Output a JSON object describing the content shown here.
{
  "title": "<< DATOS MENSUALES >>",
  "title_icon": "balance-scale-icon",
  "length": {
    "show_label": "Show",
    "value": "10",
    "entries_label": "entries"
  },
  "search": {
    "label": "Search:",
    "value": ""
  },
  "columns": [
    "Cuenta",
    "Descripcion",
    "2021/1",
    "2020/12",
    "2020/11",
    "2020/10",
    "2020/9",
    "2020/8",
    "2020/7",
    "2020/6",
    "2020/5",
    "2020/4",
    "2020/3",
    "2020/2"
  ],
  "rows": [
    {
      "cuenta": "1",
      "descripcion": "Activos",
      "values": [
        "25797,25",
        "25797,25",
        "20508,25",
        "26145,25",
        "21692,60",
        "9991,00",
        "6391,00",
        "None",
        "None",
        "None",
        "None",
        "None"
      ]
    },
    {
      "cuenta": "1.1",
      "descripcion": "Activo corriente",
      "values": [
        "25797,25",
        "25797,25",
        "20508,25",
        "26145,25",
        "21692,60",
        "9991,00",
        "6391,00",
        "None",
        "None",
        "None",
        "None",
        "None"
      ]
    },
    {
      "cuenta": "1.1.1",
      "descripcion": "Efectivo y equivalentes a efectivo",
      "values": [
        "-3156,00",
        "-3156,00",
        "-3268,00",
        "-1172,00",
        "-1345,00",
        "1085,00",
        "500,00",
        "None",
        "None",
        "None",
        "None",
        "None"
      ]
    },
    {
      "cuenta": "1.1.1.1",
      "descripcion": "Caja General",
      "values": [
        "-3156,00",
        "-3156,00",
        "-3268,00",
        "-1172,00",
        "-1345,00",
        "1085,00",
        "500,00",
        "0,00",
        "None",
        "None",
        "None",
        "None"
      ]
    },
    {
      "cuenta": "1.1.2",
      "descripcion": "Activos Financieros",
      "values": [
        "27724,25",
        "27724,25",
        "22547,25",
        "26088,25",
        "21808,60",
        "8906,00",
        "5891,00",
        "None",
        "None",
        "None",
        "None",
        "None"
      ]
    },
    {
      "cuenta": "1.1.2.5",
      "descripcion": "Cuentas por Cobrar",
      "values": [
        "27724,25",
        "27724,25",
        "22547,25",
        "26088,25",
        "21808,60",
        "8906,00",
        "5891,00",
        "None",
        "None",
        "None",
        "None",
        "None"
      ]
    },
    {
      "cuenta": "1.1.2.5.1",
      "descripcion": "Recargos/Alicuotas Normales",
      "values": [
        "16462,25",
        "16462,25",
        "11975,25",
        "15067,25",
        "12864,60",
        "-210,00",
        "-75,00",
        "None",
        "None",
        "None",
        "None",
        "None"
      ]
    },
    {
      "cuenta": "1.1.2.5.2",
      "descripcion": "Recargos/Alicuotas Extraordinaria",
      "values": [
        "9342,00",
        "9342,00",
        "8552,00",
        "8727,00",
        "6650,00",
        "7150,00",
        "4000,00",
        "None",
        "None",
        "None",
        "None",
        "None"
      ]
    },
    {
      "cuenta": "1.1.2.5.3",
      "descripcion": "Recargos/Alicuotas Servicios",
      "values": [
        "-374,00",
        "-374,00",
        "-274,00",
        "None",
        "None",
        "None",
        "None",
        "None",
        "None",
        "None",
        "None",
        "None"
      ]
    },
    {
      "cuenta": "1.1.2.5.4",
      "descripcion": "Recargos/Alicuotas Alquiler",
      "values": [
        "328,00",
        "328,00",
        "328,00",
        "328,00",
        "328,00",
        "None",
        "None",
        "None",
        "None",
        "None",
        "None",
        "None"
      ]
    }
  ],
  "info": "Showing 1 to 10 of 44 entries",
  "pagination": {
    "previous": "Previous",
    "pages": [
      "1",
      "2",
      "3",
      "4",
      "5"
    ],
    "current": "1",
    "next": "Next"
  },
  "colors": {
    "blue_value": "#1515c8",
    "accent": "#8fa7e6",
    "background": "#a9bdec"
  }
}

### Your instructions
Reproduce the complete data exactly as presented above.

### Completed task
Output a JSON object describing the content shown here.
{
  "title": "<< DATOS MENSUALES >>",
  "title_icon": "balance-scale-icon",
  "length": {
    "show_label": "Show",
    "value": "10",
    "entries_label": "entries"
  },
  "search": {
    "label": "Search:",
    "value": ""
  },
  "columns": [
    "Cuenta",
    "Descripcion",
    "2021/1",
    "2020/12",
    "2020/11",
    "2020/10",
    "2020/9",
    "2020/8",
    "2020/7",
    "2020/6",
    "2020/5",
    "2020/4",
    "2020/3",
    "2020/2"
  ],
  "rows": [
    {
      "cuenta": "1",
      "descripcion": "Activos",
      "values": [
        "25797,25",
        "25797,25",
        "20508,25",
        "26145,25",
        "21692,60",
        "9991,00",
        "6391,00",
        "None",
        "None",
        "None",
        "None",
        "None"
      ]
    },
    {
      "cuenta": "1.1",
      "descripcion": "Activo corriente",
      "values": [
        "25797,25",
        "25797,25",
        "20508,25",
        "26145,25",
        "21692,60",
        "9991,00",
        "6391,00",
        "None",
        "None",
        "None",
        "None",
        "None"
      ]
    },
    {
      "cuenta": "1.1.1",
      "descripcion": "Efectivo y equivalentes a efectivo",
      "values": [
        "-3156,00",
        "-3156,00",
        "-3268,00",
        "-1172,00",
        "-1345,00",
        "1085,00",
        "500,00",
        "None",
        "None",
        "None",
        "None",
        "None"
      ]
    },
    {
      "cuenta": "1.1.1.1",
      "descripcion": "Caja General",
      "values": [
        "-3156,00",
        "-3156,00",
        "-3268,00",
        "-1172,00",
        "-1345,00",
        "1085,00",
        "500,00",
        "0,00",
        "None",
        "None",
        "None",
        "None"
      ]
    },
    {
      "cuenta": "1.1.2",
      "descripcion": "Activos Financieros",
      "values": [
        "27724,25",
        "27724,25",
        "22547,25",
        "26088,25",
        "21808,60",
        "8906,00",
        "5891,00",
        "None",
        "None",
        "None",
        "None",
        "None"
      ]
    },
    {
      "cuenta": "1.1.2.5",
      "descripcion": "Cuentas por Cobrar",
      "values": [
        "27724,25",
        "27724,25",
        "22547,25",
        "26088,25",
        "21808,60",
        "8906,00",
        "5891,00",
        "None",
        "None",
        "None",
        "None",
        "None"
      ]
    },
    {
      "cuenta": "1.1.2.5.1",
      "descripcion": "Recargos/Alicuotas Normales",
      "values": [
        "16462,25",
        "16462,25",
        "11975,25",
        "15067,25",
        "12864,60",
        "-210,00",
        "-75,00",
        "None",
        "None",
        "None",
        "None",
        "None"
      ]
    },
    {
      "cuenta": "1.1.2.5.2",
      "descripcion": "Recargos/Alicuotas Extraordinaria",
      "values": [
        "9342,00",
        "9342,00",
        "8552,00",
        "8727,00",
        "6650,00",
        "7150,00",
        "4000,00",
        "None",
        "None",
        "None",
        "None",
        "None"
      ]
    },
    {
      "cuenta": "1.1.2.5.3",
      "descripcion": "Recargos/Alicuotas Servicios",
      "values": [
        "-374,00",
        "-374,00",
        "-274,00",
        "None",
        "None",
        "None",
        "None",
        "None",
        "None",
        "None",
        "None",
        "None"
      ]
    },
    {
      "cuenta": "1.1.2.5.4",
      "descripcion": "Recargos/Alicuotas Alquiler",
      "values": [
        "328,00",
        "328,00",
        "328,00",
        "328,00",
        "328,00",
        "None",
        "None",
        "None",
        "None",
        "None",
        "None",
        "None"
      ]
    }
  ],
  "info": "Showing 1 to 10 of 44 entries",
  "pagination": {
    "previous": "Previous",
    "pages": [
      "1",
      "2",
      "3",
      "4",
      "5"
    ],
    "current": "1",
    "next": "Next"
  },
  "colors": {
    "blue_value": "#1515c8",
    "accent": "#8fa7e6",
    "background": "#a9bdec"
  }
}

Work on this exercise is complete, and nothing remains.